The Grants embarked on a world tour, where they were celebrated everywhere they went. Grant came home to try to run for a third term but did not win the Republican nomination. So he went home to New York City and worked on his memoirs. Throat cancer killed him in 1885.

States Admitted to the Union:

  • Colorado (38) 1876

#17 Andrew Johnson

Life: December 29, 1808 – July 31, 1875

Presidential Years: 1865-1869

Vice President: None

The book: Andrew Johnson (The American Presidents, #17) by Annette Gordon-Reed (192 pages)

Date finished: January 12, 2016

When your boss says to Congress,  “oh don’t worry, he ain’t a drunk” when you show up to be inaugurated as vice president, perhaps it’s a sign that your political career isn’t going well. That’s what Abraham Lincoln said upon Johnson showing up drunk on whiskey to the 1865 presidential inauguration, his first as vice president.

A few weeks later, he’d be president. He was a complete contrast to Lincoln — Democrat, southern, not really feeling the whole Reconstruction thing. He became the first president to be impeached, though he avoided prosecution by one vote.

Before turning to politics, Johnson was a poor man in North Carolina and Tennessee. He was a mayor, US rep and senator as well as governor of Tennessee.  Because he was the only confederate senator not to resign his seat when his state seceded, Lincoln named him military governor of Tennessee, an important border state.

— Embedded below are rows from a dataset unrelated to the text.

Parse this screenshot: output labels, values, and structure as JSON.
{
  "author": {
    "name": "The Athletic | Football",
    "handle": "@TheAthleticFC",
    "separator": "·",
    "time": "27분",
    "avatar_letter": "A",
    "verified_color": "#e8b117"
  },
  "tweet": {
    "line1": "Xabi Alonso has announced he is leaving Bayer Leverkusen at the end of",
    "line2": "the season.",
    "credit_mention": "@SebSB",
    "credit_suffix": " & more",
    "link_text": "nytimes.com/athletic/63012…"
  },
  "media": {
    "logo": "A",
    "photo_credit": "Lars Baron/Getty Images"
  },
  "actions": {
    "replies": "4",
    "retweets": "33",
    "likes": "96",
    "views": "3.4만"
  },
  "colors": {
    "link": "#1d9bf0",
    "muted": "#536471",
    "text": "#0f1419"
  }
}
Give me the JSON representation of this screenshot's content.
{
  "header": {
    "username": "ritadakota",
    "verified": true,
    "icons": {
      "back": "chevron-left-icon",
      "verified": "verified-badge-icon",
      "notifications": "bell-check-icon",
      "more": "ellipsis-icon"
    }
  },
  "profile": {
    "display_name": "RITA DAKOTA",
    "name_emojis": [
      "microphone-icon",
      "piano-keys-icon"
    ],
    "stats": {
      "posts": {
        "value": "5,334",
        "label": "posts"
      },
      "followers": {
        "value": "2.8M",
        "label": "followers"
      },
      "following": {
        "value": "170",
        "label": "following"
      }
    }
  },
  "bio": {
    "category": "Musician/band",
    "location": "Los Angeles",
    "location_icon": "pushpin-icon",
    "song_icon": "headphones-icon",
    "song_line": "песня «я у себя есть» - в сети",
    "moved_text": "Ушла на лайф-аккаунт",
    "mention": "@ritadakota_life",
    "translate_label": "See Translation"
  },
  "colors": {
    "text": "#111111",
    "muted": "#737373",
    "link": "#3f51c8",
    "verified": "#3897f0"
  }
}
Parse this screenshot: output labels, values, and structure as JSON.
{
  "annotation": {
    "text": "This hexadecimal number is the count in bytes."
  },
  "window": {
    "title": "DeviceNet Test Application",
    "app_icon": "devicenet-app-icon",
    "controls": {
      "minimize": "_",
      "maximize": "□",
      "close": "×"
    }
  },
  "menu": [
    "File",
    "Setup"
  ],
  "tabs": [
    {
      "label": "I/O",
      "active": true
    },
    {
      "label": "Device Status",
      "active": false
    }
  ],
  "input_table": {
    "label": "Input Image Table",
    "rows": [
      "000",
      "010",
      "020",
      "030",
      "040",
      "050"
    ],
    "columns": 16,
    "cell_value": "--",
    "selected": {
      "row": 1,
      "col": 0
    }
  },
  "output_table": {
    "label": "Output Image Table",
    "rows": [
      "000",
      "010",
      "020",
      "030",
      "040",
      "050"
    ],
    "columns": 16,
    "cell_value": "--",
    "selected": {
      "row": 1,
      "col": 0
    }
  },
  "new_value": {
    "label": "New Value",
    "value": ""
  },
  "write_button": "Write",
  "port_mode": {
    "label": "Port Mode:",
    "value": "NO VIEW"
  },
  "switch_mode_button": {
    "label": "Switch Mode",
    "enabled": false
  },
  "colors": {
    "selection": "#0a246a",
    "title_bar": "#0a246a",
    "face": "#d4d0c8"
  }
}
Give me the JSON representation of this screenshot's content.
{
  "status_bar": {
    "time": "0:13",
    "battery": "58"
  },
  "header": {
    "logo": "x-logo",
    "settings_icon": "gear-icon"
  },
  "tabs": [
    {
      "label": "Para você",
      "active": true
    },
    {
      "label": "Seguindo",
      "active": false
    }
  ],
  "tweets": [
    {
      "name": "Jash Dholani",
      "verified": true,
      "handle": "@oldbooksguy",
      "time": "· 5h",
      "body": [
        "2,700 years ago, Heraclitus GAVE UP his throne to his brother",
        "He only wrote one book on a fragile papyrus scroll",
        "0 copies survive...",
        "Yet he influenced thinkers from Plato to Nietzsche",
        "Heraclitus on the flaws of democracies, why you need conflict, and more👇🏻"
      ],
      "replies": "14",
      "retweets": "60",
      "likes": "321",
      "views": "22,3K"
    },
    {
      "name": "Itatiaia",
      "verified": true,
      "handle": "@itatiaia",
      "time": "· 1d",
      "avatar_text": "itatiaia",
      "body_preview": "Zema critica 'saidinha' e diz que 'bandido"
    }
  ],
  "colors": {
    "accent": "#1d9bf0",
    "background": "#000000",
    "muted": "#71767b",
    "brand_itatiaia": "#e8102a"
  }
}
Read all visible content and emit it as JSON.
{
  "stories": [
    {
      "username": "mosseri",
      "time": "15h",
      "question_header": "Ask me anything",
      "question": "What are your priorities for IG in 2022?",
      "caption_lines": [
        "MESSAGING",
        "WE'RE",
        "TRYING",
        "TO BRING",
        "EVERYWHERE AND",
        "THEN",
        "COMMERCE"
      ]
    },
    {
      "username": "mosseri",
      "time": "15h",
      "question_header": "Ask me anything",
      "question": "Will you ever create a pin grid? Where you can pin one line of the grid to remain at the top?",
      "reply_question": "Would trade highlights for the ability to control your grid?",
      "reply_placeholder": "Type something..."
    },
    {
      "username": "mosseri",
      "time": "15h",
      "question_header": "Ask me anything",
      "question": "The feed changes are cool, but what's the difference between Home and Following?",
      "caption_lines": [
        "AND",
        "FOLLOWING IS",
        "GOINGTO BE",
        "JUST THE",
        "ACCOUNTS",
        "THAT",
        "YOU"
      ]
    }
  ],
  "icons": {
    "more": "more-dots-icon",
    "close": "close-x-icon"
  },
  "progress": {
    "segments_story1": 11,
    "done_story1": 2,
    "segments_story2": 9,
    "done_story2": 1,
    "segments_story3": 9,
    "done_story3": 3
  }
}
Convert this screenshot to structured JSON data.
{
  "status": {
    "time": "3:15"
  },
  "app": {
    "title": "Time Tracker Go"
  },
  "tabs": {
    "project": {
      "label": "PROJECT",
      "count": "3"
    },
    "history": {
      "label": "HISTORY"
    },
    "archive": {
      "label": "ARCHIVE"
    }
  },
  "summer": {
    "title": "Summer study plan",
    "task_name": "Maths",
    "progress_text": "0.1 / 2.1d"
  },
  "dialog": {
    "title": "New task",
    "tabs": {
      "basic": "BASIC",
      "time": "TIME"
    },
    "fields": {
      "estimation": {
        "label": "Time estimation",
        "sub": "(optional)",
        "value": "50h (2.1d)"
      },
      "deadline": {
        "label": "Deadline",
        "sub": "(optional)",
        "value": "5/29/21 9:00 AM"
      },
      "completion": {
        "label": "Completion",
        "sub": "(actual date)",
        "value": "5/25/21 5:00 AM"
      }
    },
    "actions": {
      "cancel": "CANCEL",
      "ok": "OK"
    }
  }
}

After Lincoln’s assassination, he was sworn in three hours later. Johnson changed course on reconstructions, enacting proclamations allowing the states to hold elections to renew their governments, leading to the return of many old leaders and black codes to deprive blacks of freedom. He opposed the 14th Amendment, which gave former slaves citizenship and vetoed bills intended to deprive southern states of racist representation. In response to his moves, Congress passed the Tenure of Office Act, which lowered the president’s ability to fire Cabinet members. Still, he tried to dismiss Secretary of War Edwin Stanton, leading the House to impeach him. Though he lost the 1868 election to Grant, he was elected senator again in 1875.  

States Admitted to the Union:

  • Nebraska (37) 1864